This new story is still one that exists within the Marvel Cinematic Universe and under the Marvel/Disney/Netflix umbrella. So far, Netflix has provided an outlet for Marvel to be more mature with their content, showing plenty of gruesome action and blood in Daredevil and sex scenes in both Jessica Jones and Daredevil. Colter has recently hinted at more superhero sex in the upcoming series, but Coker is also pushing the boundaries as far as language goes. Luke Cage will bring the ‘N’ word into the show, and they were asked if it was difficult to convince Disney and Marvel to use it.
Coker: Well, they had some trepidation. I’m not gonna front. But my whole thing was that, in using that word, I didn’t want it to be comfortable. I wanted every single time that it’s heard for people to think about it. But I also really wanted the show to live on its own terms, from the standpoint of, this is what it’s like when you eavesdrop on black people talking to each other. That word will come up, at times, in certain ways, so I wanted to explore the context with which it was used. Cottonmouth uses the word differently. In Episode 2, as Luke pushes forward to becoming a hero, the word is referred to in the very beginning of the episode, and at the end, there’s the history of Crispus Attucks. I wanted people to think about it in a way that they hadn’t thought about it before.
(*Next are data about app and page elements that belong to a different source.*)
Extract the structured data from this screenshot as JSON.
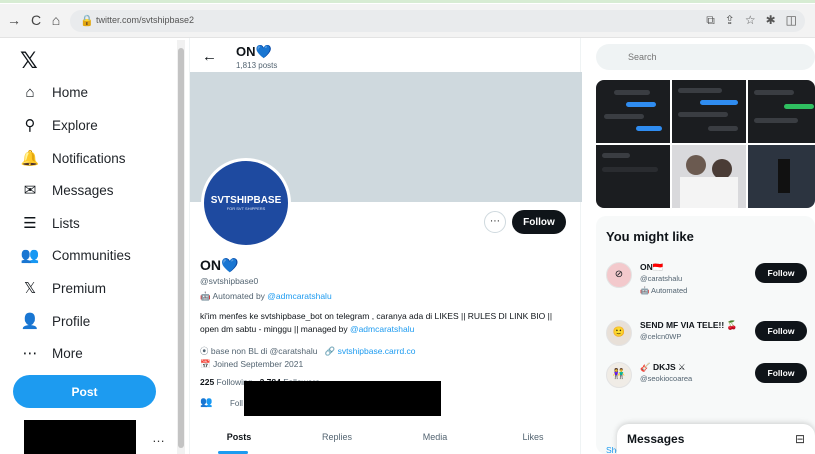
{
  "browser": {
    "url": "twitter.com/svtshipbase2",
    "back_glyph": "→",
    "refresh_glyph": "C",
    "home_glyph": "⌂",
    "lock_glyph": "🔒",
    "tool_glyphs": [
      "⧉",
      "⇪",
      "☆",
      "✱",
      "◫"
    ]
  },
  "nav": {
    "logo": "𝕏",
    "items": [
      {
        "label": "Home",
        "icon": "⌂"
      },
      {
        "label": "Explore",
        "icon": "⚲"
      },
      {
        "label": "Notifications",
        "icon": "🔔"
      },
      {
        "label": "Messages",
        "icon": "✉"
      },
      {
        "label": "Lists",
        "icon": "☰"
      },
      {
        "label": "Communities",
        "icon": "👥"
      },
      {
        "label": "Premium",
        "icon": "𝕏"
      },
      {
        "label": "Profile",
        "icon": "👤"
      },
      {
        "label": "More",
        "icon": "⋯"
      }
    ],
    "post_label": "Post",
    "more_dots": "…"
  },
  "profile": {
    "back_arrow": "←",
    "title": "ON",
    "heart": "💙",
    "post_count": "1,813 posts",
    "avatar_line1": "SVTSHIPBASE",
    "avatar_line2": "FOR SVT SHIPPERS",
    "more_glyph": "⋯",
    "follow_label": "Follow",
    "display_name": "ON",
    "handle": "@svtshipbase0",
    "automated_prefix": "Automated by ",
    "automated_by": "@admcaratshalu",
    "bio_text": "ki'im menfes ke svtshipbase_bot on telegram , caranya ada di LIKES || RULES DI LINK BIO || open dm sabtu - minggu || managed by ",
    "bio_link": "@admcaratshalu",
    "location": "base non BL di @caratshalu",
    "website": "svtshipbase.carrd.co",
    "joined": "Joined September 2021",
    "following_count": "225",
    "following_label": " Following",
    "followers_count": "2,784",
    "followers_label": " Followers",
    "followed_by_avatar": "👥",
    "followed_by_text": "Foll",
    "tabs": [
      "Posts",
      "Replies",
      "Media",
      "Likes"
    ]
  },
  "right": {
    "search_placeholder": "Search",
    "search_icon": "⚲",
    "you_might_like": "You might like",
    "suggestions": [
      {
        "name": "ON🇮🇩",
        "handle": "@caratshalu",
        "extra": "🤖 Automated",
        "avatar": "⊘",
        "follow": "Follow"
      },
      {
        "name": "SEND MF VIA TELE!! 🍒",
        "handle": "@celcn0WP",
        "extra": "",
        "avatar": "🙂",
        "follow": "Follow"
      },
      {
        "name": "🎸 DKJS ⚔",
        "handle": "@seokiocoarea",
        "extra": "",
        "avatar": "👫",
        "follow": "Follow"
      }
    ],
    "show_more": "Show more",
    "messages_title": "Messages",
    "messages_icon": "⊟"
  }
}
And at the same time, every blaxploitation movie from Shaft to Hell Up in Harlem to Black Caesar deals with power and deals with these issues, so it needed to feel like that, too. When all else fails, if everyone gets mad, they can blame me.
Colter: We talked about it, early on. I remember talking to Cheo about it and I was adamant that Luke was not a person that used that language. He was not a person that used that word because he was bigger than that. First and foremost, he’s a superhero, but we’ve got to define this superhero in a bigger sense than just his powers. He needs to be someone we can aspire to be, and I felt like, if he was the kind of guy that used that language all the time, like someone on the street corner who didn’t respect themself or the people around them, then he had lost what he had given up. So, that was a high requirement. In this day and age, if you don’t want to use that word or you choose to not use that word, you’re walking a path on your own because it’s so accepted. Whereas for Luke, he wanted to be better than that. He’s trying to work on himself. He’s trying to change his path. So, when he does use it, it resonates because it’s out of frustration. He can’t deal with this issue right now. He’s going through so much. At this point, he wants to unleash and retaliate with venom and hatred. Sometimes you don’t know the effect of words until you hear it used on you.
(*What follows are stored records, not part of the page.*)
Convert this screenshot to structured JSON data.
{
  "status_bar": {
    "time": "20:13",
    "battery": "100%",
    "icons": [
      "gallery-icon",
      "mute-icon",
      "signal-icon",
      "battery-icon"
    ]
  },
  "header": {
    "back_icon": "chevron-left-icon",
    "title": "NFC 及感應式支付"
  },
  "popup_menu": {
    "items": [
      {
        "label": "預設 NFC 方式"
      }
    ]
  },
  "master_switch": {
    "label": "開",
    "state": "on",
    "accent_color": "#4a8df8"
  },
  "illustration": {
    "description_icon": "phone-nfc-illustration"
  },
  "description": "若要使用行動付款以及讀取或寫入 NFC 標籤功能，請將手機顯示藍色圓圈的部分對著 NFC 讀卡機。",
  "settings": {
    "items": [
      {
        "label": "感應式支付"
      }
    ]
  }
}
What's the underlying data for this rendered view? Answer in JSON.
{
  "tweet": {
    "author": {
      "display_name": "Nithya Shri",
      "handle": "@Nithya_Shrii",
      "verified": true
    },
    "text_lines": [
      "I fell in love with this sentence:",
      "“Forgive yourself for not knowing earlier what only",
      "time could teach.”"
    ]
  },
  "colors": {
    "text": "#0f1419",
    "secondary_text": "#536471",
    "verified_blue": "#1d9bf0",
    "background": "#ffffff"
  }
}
Luke Cage will debut exclusively on Netflix at 12:01 a.m. PST on September 30th.